In this article, a team from McMaster University explains results of its latest study about efficiency of VR and AR in teaching anatomy. Immersive technologies in this case don’t help students and, in the contrary, decrease their results! It’s a good reminder that the technology alone can’t solve all problems. Solutions have to be imagined more globally.
Groups of 20 undergraduate students at McMaster with no prior anatomic training learned pelvic anatomy under seven conditions: physical model with and without stereo vision; MR with and without stereo vision; VR with and without stereo vision, and key views on a computer monitor. All were tested with a real human pelvis and a 15-item, short-answer recognition test. Students were not allowed to touch any of the physical models.

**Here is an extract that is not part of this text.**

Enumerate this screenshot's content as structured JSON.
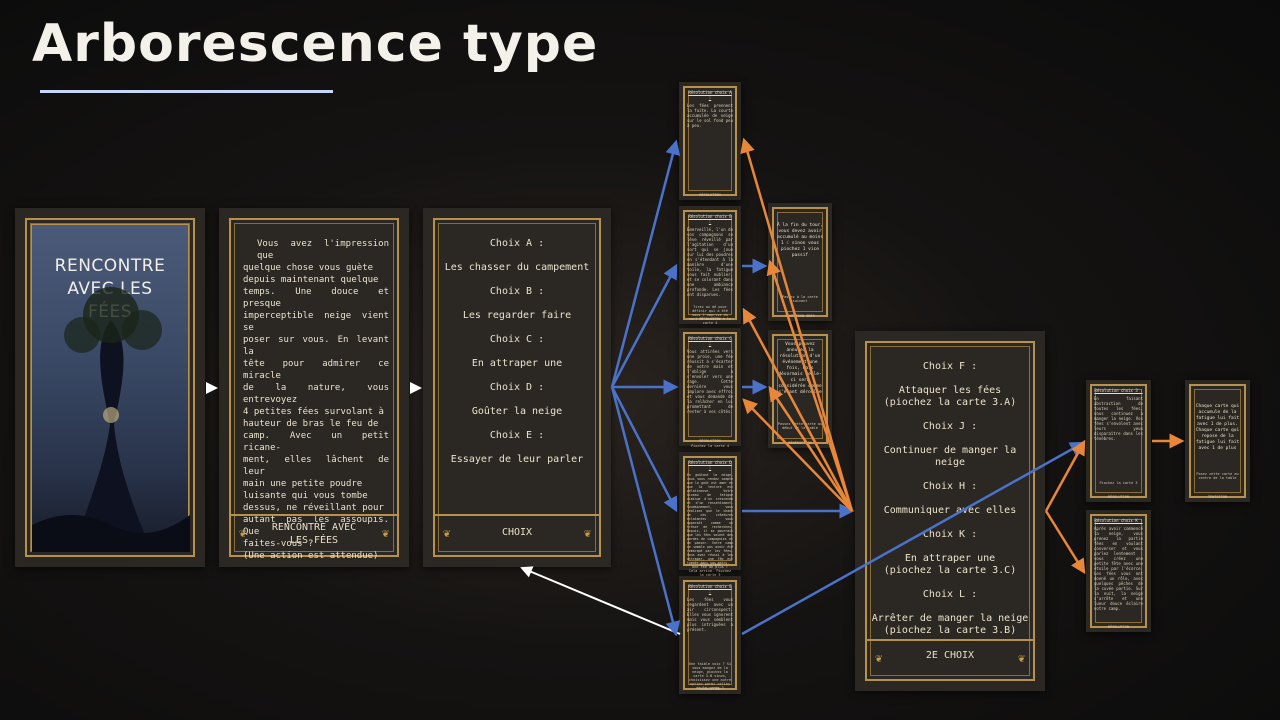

The results showed that, compared to the key views on a computer monitor, the physical model had a 70 per cent increase in accuracy; the VR a 25 per cent increase, and the MR a non-significant 2.5 per cent advantage.